Ahhh, tis the season of layering up for 30 degree temperature swings, hot coffee after a cold morning workout, and crunching your way through leaves on a long run. It's an endurance athlete's dream season: fall! Until...it gets to the swimming workout. With the state of the world this year, you may not be too keen to swim laps at your local indoor pool. This leaves two options: ditch the swimming (no one *really* likes to swim anyway, right?!) or buck up and brave the cold temps of a more natural swimming spot: your local river or lake. We called in our team swimming expert, Stacey, to give us the download on how to swim outside in cold weather.
Acclimate Yourself: Start Slow
Don't expect to dive in and swim for 45 minutes right away! Start by taking cold showers and gradually building up the duration of your swims. Stacey also suggests having an entrance routine. Some swimmers walk in and out of the water a few times to get their legs and core adjusted to the temperature. You can also rotate a few strokes between freestyle and backstroke to get your face acclimated.

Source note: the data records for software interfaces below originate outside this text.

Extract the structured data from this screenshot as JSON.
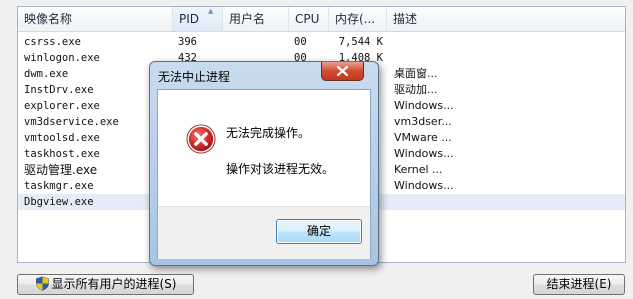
{
  "columns": {
    "name": "映像名称",
    "pid": "PID",
    "user": "用户名",
    "cpu": "CPU",
    "memory": "内存(...",
    "desc": "描述"
  },
  "processes": [
    {
      "name": "csrss.exe",
      "pid": "396",
      "cpu": "00",
      "memory": "7,544 K",
      "desc": ""
    },
    {
      "name": "winlogon.exe",
      "pid": "432",
      "cpu": "00",
      "memory": "1,408 K",
      "desc": ""
    },
    {
      "name": "dwm.exe",
      "pid": "",
      "cpu": "",
      "memory": "",
      "desc": "桌面窗..."
    },
    {
      "name": "InstDrv.exe",
      "pid": "",
      "cpu": "",
      "memory": "",
      "desc": "驱动加..."
    },
    {
      "name": "explorer.exe",
      "pid": "",
      "cpu": "",
      "memory": "",
      "desc": "Windows..."
    },
    {
      "name": "vm3dservice.exe",
      "pid": "",
      "cpu": "",
      "memory": "",
      "desc": "vm3dser..."
    },
    {
      "name": "vmtoolsd.exe",
      "pid": "",
      "cpu": "",
      "memory": "",
      "desc": "VMware ..."
    },
    {
      "name": "taskhost.exe",
      "pid": "",
      "cpu": "",
      "memory": "",
      "desc": "Windows..."
    },
    {
      "name": "驱动管理.exe",
      "pid": "",
      "cpu": "",
      "memory": "",
      "desc": "Kernel ..."
    },
    {
      "name": "taskmgr.exe",
      "pid": "",
      "cpu": "",
      "memory": "",
      "desc": "Windows..."
    },
    {
      "name": "Dbgview.exe",
      "pid": "",
      "cpu": "",
      "memory": "",
      "desc": ""
    }
  ],
  "buttons": {
    "show_all_users": "显示所有用户的进程(S)",
    "end_process": "结束进程(E)"
  },
  "dialog": {
    "title": "无法中止进程",
    "message_line1": "无法完成操作。",
    "message_line2": "操作对该进程无效。",
    "ok_label": "确定"
  },
  "icons": {
    "close": "close-icon",
    "error": "error-icon",
    "shield": "uac-shield-icon"
  },
  "colors": {
    "close_button": "#c7412b",
    "error_icon": "#c8282d",
    "ok_button_border": "#3c7fb1"
  }
}
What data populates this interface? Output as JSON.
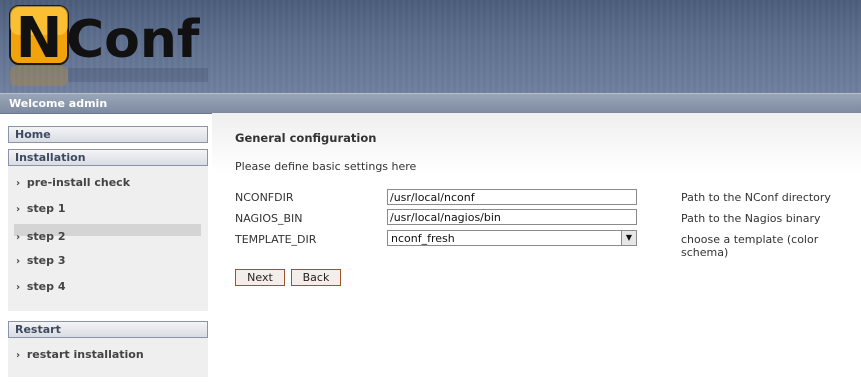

Or...just take the plunge! After about 5 minutes, your brain and body start to adjust and become comfortable in the water. If not, it might be time to call it a day. If the water is chilly but comfortable, a swim of 20 to 60 minutes can be euphoric (we'll take your word for it Stacey!)
Good Gear is Key
Add to your triathlon gear pile! Search for a full body triathlon wetsuit. It's more buoyant and less water seeps through the fabric. Stacey's pick is the Zoot Bolt wetsuit (men's style and women's style)
Cover that noggin with a neoprene cap. If you don't like having the strap, try doubling up with two silicone caps. Try adding in earplugs to block the cold water from your ears as well.
For even more warmth, get neoprene booties and gloves. A fair warning: the more gear, the more drag and reduced mobility you'll encounter.
And lastly, spray your goggles with anti-fog before heading into the water. You won't want to stop a lot in the water. A still body in cold water = a really cold body!
The safety measures you use with regular open water swimming? Amplify them for cold water swimming. Swim with a buddy or boater near by, or have a spotter on the shore. Use a swim buoy so you're easily visible (and can be used to rest on if you're in trouble). Don't go in deep into the water. Swim in shallow water (bonus: it tends to be a bit warmer!)
The most important thing to remember is that cold weather swimming is a very personal thing. Different bodies handle cold weather differently. If something feels off, this isn't the time to prove that you're hardcore. Stacey says a great safety test is to try tapping each finger to your thumb on both hands. If you can't tap your fingers, it's time to get out of the water.
Once you're done with the frigidness, treat yourself to all the cozy layers and a steaming hot cup of coffee or tea!